Once you make that leap, these last four items become a kind of touchstone, a bit of a to-do list:

  • Learn to say no.
  • Risk is not a synonym for loss
  • There are no secrets
  • Learning takes time and dedication

 

I said no to my traditional publisher, because to do anything else would harm my career. (And honestly, from the perspective of someone who spent 30+ years in traditional publishing, that sentence still boggles my mind.)

But I also believe in taking calculated risks. I’ve written about how to take risks before, and I suggest if you don’t understand by what I mean by calculated risk that you look at this post in my Freelancer’s Survival Guide on risk.

Realize too that the information to help you succeed is out there. Just because someone else is successful doesn’t mean that she knows a secret handshake that no one ever taught you. The difference is this: She’s learned how to be a successful business person, and you’re just starting on that journey.

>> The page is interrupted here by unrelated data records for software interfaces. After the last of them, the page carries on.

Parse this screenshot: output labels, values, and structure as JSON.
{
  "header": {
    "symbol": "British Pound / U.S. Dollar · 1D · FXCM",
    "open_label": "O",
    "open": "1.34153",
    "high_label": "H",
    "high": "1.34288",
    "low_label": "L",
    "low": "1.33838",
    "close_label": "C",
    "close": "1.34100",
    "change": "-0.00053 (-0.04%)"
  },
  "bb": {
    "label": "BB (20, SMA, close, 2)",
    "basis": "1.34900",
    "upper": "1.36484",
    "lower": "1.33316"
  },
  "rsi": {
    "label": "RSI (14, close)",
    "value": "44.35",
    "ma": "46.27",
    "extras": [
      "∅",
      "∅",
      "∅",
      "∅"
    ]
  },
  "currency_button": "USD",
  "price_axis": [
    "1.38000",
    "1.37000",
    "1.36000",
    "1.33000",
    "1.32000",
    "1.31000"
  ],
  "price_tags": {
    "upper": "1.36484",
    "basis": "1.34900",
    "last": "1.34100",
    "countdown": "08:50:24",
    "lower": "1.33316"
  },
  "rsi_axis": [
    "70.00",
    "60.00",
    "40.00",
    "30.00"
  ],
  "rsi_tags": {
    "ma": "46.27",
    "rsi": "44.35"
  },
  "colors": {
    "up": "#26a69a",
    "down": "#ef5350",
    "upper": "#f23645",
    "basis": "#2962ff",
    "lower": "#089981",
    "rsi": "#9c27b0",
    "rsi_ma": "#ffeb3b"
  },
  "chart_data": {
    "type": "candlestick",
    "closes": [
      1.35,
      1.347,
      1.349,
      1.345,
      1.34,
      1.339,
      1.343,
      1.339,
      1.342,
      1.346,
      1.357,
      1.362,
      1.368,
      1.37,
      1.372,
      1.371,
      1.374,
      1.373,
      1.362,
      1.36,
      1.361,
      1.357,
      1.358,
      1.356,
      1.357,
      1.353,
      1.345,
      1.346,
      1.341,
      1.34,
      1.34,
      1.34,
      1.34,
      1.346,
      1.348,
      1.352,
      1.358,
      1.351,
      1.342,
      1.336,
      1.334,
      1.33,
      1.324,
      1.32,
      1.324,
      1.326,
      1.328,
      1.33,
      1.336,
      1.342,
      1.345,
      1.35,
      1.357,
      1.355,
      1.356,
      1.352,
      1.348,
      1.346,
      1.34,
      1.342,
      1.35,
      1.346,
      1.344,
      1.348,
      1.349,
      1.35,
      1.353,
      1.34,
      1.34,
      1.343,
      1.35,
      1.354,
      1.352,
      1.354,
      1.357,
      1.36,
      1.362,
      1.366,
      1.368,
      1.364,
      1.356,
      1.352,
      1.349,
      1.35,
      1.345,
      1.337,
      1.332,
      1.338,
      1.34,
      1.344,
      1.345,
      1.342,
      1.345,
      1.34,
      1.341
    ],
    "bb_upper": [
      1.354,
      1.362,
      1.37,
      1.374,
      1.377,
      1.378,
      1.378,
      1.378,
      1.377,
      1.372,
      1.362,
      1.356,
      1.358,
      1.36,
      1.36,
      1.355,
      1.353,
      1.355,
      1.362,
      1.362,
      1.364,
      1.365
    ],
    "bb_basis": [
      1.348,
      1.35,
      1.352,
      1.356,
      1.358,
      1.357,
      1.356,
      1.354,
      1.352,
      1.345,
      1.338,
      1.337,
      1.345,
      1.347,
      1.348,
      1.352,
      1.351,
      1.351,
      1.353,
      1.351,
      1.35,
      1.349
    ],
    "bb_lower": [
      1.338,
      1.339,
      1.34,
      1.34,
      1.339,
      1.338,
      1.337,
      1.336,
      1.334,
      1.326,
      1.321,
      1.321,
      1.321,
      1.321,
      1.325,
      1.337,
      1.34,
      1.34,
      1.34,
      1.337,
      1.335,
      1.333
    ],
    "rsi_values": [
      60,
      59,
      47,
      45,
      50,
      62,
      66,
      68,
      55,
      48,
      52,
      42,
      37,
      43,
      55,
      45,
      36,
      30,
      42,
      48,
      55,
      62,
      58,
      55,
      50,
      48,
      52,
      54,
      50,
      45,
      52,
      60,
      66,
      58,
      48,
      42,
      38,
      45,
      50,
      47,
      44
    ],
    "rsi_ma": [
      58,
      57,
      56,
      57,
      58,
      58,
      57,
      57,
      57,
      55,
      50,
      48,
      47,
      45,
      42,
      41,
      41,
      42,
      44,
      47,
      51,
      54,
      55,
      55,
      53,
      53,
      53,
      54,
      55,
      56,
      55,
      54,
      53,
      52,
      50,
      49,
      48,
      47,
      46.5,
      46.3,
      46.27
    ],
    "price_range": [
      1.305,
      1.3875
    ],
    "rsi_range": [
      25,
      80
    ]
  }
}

If you don’t know how to do something, ask. I know that sounds really basic, but it’s that easy (and that hard). Sometimes the answers are in a blog like this one. Sometimes they’re in books. Sometimes they’re standing in front of you in the form of a person whose career you would like to emulate.

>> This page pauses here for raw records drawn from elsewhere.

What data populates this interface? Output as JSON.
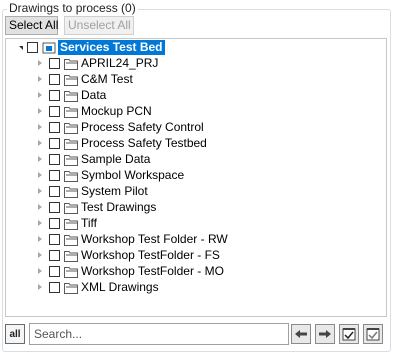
{
  "group_title": "Drawings to process (0)",
  "buttons": {
    "select_all": "Select All",
    "unselect_all": "Unselect All"
  },
  "tree": {
    "root": {
      "label": "Services Test Bed",
      "expanded": true,
      "checked": false
    },
    "items": [
      {
        "label": "APRIL24_PRJ"
      },
      {
        "label": "C&M Test"
      },
      {
        "label": "Data"
      },
      {
        "label": "Mockup PCN"
      },
      {
        "label": "Process Safety Control"
      },
      {
        "label": "Process Safety Testbed"
      },
      {
        "label": "Sample Data"
      },
      {
        "label": "Symbol Workspace"
      },
      {
        "label": "System Pilot"
      },
      {
        "label": "Test Drawings"
      },
      {
        "label": "Tiff"
      },
      {
        "label": "Workshop Test Folder - RW"
      },
      {
        "label": "Workshop TestFolder - FS"
      },
      {
        "label": "Workshop TestFolder - MO"
      },
      {
        "label": "XML Drawings"
      }
    ]
  },
  "search": {
    "placeholder": "Search...",
    "value": ""
  },
  "filter_button_label": "all",
  "icons": [
    "filter-all-icon",
    "arrow-left-icon",
    "arrow-right-icon",
    "check-all-icon",
    "uncheck-all-icon"
  ]
}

When I give talks, I always open the last part to questions, and sometimes no one asks a thing.  I get told that I’ve covered all the bases, but I know I haven’t. Sometimes people are afraid to ask or embarrassed by their own ignorance or worried what others will think of them. And we’ll deal with that in a later post.

But I say at the beginning of my question sessions that there are no stupid questions, and I mean it. If you don’t know something, then ask. Seem stupid for a minute or two. You’ll get your answer that way, and you’ll have a greater chance for success.

Finally, remember learning does take time and dedication, just like it says above. I’m still learning. If you’ve been reading this blog for the past few years, you’ve seen the trajectory of my learning, as I realized things I needed to know for the new world of publishing or as I gradually understood that what I had learned for the old world of publishing doesn’t apply at all in this world.

Playing to win is not about crushing an opponent. If you’ll notice, I never really mentioned an opponent at all. Because that’s where the sports metaphor breaks down. In a football game, one team wins and another loses. In writing and publishing, if one person succeeds, that person’s success does not force another person to fail. In writing and publishing, unlike a football game, the rising tide truly does lift all boats.

The key here is attitude. Think like a winner and you will succeed. It’s a variation on Dean’s Think and Grow Thin method. He thinks about each bite he puts in his mouth and that enables him to lose weight. If you think about your writing career from the perspective of success rather than constant failure, then you will succeed over time.

Does Dean manage to eat right every day? Nope. But when he doesn’t, he knows it and gets back on the right track a day or so later. Likewise, you won’t succeed at writing and business every single day. You will fail. But no one wins without losing. Failures teach you how to be a success. In fact, the biggest successes always have a slew of failures behind them. Failing is how we learn. (Again, I dealt with this in the Freelancer’s Guide.)

So change your attitude. Go at everything in your writing career from the perspective of doing your best. Make sure you do your best work. Make sure you negotiate the best deal. Make sure you do the best you can for your family and friends.

And if you do that, you will be playing to win.

The success of this blog has surprised me. Once I committed to it, I decided to the best work I possibly could. I also decided that I would do this as a reader-funded project, which has worked so far. So, if you have gotten anything out of the blog, please click on the donation button. And thank you!


“The Business Rusch: Playing To Win” copyright 2011 by Kristine Kathryn Rusch.